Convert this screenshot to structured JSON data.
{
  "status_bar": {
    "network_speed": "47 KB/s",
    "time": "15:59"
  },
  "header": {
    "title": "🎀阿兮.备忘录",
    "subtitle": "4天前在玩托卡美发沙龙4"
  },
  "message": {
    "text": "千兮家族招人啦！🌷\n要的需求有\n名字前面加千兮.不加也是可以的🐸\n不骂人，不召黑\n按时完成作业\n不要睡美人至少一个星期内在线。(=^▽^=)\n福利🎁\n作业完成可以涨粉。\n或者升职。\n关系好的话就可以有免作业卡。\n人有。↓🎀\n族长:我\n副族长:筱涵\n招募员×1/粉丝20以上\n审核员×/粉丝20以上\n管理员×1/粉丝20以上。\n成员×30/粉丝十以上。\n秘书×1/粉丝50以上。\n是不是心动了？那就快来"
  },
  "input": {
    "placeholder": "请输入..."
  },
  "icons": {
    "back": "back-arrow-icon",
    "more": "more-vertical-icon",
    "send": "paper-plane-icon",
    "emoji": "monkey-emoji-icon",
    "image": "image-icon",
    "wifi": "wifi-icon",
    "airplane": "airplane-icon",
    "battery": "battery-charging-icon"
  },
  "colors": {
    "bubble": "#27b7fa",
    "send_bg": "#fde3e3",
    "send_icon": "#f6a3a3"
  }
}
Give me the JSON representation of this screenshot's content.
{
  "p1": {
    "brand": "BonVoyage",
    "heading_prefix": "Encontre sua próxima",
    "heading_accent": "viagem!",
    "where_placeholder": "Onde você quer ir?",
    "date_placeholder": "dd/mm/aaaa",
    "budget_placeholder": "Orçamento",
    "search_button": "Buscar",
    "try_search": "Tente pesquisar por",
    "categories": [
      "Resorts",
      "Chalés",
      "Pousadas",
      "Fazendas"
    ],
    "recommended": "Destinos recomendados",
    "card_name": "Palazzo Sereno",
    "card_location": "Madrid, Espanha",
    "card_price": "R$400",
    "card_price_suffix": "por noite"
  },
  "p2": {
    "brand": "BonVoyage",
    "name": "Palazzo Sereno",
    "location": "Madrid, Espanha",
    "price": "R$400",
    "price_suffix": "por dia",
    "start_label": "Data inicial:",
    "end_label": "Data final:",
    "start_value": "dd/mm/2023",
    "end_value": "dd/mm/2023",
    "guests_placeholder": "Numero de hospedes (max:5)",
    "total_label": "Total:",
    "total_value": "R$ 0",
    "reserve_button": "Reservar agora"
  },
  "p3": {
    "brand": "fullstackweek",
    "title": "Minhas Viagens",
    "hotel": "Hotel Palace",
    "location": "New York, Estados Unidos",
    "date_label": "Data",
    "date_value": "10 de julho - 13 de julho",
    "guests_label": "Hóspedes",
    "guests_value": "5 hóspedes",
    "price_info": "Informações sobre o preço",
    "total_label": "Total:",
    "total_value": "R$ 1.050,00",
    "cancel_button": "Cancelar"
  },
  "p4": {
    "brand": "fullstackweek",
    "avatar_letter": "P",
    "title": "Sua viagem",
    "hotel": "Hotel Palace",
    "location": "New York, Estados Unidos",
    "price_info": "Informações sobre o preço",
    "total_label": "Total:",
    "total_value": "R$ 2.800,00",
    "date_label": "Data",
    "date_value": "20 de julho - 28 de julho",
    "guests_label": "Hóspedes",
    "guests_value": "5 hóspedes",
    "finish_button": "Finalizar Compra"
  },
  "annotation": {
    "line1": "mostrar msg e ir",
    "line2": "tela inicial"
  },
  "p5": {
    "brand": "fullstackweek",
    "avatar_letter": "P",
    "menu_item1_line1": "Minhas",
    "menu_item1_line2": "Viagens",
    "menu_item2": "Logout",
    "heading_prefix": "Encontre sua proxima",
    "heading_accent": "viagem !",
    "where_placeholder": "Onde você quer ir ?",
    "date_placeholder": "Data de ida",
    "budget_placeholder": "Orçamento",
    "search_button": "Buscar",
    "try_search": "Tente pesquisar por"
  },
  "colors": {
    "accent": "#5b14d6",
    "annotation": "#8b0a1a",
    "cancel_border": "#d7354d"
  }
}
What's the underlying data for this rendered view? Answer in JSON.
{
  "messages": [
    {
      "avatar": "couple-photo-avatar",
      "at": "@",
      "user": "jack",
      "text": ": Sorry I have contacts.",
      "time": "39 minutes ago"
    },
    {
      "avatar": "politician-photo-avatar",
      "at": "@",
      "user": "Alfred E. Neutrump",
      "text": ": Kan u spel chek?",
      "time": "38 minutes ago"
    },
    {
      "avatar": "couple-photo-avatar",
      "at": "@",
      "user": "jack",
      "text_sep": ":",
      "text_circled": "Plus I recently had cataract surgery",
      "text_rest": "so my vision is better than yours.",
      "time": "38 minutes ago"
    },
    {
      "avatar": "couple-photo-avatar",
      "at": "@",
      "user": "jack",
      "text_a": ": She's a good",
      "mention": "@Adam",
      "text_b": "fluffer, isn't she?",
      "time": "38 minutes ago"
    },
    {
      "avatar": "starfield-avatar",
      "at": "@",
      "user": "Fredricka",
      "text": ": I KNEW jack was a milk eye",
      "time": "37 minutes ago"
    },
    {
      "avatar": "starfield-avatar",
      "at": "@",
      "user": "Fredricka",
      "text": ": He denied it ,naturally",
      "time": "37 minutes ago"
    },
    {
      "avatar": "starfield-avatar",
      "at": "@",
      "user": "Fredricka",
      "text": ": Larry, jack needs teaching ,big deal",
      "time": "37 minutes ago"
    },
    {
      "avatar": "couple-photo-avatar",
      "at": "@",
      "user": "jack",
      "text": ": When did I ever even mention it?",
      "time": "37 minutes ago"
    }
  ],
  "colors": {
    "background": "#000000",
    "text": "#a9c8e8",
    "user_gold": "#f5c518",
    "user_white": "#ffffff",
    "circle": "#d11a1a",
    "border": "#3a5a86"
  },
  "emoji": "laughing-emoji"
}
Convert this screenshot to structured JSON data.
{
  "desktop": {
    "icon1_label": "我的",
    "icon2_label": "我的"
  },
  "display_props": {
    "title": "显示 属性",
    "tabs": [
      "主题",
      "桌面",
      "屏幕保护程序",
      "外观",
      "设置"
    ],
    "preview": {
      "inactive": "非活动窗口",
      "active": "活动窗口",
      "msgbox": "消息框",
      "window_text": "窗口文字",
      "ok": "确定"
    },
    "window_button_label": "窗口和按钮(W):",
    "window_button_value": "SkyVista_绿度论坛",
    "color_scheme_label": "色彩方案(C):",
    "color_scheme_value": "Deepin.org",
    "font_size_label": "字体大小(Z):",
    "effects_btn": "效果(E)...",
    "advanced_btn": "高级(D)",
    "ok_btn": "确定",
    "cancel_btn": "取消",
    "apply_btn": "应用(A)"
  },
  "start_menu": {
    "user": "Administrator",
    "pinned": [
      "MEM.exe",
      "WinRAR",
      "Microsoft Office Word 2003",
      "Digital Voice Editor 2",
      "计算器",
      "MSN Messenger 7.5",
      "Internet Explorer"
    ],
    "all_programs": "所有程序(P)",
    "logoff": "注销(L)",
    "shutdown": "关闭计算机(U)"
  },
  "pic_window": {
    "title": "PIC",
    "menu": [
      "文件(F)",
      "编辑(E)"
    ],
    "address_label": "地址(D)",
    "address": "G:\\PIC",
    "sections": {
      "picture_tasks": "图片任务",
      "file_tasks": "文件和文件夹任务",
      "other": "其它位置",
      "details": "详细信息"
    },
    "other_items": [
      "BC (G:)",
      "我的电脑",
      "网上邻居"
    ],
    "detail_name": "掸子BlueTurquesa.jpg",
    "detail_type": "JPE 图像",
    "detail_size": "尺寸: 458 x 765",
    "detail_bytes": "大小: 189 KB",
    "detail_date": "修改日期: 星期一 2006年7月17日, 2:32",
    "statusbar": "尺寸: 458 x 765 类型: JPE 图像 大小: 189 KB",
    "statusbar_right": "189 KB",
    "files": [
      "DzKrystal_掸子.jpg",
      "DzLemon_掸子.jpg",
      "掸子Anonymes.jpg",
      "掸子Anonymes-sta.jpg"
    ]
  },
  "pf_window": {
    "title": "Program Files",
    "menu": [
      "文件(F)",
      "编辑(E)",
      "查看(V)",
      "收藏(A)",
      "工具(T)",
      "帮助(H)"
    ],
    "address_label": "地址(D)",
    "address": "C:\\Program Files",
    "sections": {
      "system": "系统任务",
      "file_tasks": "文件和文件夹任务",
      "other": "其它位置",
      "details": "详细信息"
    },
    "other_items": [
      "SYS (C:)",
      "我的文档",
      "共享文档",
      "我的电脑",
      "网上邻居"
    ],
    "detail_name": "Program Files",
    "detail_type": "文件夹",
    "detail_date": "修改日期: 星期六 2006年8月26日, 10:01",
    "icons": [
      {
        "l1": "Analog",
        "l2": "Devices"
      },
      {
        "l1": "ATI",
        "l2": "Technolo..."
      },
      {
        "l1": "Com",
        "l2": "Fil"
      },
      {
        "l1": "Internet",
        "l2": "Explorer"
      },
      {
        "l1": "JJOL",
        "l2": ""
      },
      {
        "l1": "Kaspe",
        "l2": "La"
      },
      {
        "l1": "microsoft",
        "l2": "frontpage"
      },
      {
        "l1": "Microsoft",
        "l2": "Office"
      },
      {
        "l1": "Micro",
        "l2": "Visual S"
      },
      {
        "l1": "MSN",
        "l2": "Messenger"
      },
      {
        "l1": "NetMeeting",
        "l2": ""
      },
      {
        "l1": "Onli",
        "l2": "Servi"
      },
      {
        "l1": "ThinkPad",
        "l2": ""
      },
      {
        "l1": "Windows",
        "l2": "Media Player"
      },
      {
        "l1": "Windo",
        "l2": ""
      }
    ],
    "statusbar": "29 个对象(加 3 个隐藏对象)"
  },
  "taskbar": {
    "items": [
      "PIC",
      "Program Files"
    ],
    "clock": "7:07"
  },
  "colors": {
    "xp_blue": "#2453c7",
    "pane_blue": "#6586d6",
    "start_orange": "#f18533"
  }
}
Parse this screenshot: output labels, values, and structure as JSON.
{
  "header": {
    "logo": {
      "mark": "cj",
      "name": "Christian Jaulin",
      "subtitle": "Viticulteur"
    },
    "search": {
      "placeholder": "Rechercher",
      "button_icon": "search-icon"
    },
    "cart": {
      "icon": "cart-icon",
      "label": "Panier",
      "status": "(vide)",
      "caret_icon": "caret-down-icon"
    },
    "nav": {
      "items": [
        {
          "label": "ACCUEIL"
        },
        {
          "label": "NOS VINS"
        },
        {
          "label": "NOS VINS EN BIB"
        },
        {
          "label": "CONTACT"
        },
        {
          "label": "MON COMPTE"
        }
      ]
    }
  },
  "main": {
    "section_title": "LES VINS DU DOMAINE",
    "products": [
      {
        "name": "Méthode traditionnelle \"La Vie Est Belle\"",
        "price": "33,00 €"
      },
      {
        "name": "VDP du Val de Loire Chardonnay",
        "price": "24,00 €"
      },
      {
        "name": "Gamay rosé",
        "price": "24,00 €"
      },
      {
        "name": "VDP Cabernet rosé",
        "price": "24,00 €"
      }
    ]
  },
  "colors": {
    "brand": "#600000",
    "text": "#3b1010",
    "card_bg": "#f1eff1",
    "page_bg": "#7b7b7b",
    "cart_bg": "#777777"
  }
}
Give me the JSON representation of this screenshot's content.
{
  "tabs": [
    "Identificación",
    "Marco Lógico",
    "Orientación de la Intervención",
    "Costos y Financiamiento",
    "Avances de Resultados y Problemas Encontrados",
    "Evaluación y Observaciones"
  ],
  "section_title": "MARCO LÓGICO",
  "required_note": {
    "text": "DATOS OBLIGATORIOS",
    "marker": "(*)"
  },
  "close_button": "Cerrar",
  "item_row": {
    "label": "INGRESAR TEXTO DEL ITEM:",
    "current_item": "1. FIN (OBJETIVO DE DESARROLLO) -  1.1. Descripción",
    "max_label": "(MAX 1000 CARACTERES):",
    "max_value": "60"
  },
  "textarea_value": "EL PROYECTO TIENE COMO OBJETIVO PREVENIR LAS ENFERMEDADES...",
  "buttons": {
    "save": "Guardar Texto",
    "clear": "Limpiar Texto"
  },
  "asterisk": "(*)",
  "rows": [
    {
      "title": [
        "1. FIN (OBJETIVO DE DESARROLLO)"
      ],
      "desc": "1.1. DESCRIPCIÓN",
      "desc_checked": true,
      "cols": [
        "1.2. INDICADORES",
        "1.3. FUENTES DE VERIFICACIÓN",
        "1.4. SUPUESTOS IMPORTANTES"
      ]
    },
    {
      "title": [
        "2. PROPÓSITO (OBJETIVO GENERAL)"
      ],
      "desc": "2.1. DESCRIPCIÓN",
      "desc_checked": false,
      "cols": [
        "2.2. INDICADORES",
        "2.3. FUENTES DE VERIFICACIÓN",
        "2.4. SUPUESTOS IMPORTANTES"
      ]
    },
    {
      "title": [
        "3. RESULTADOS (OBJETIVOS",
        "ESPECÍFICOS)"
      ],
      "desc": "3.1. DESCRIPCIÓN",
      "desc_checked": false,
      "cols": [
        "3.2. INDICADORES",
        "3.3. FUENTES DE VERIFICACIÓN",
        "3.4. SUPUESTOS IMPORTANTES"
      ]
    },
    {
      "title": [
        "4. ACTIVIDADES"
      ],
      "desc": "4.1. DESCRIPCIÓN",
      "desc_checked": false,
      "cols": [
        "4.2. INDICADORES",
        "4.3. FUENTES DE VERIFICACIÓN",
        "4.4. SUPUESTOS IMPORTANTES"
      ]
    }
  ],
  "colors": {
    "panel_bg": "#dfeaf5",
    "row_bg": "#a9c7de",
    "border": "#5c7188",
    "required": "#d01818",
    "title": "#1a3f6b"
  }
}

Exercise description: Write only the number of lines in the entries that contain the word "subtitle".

Written solution: 2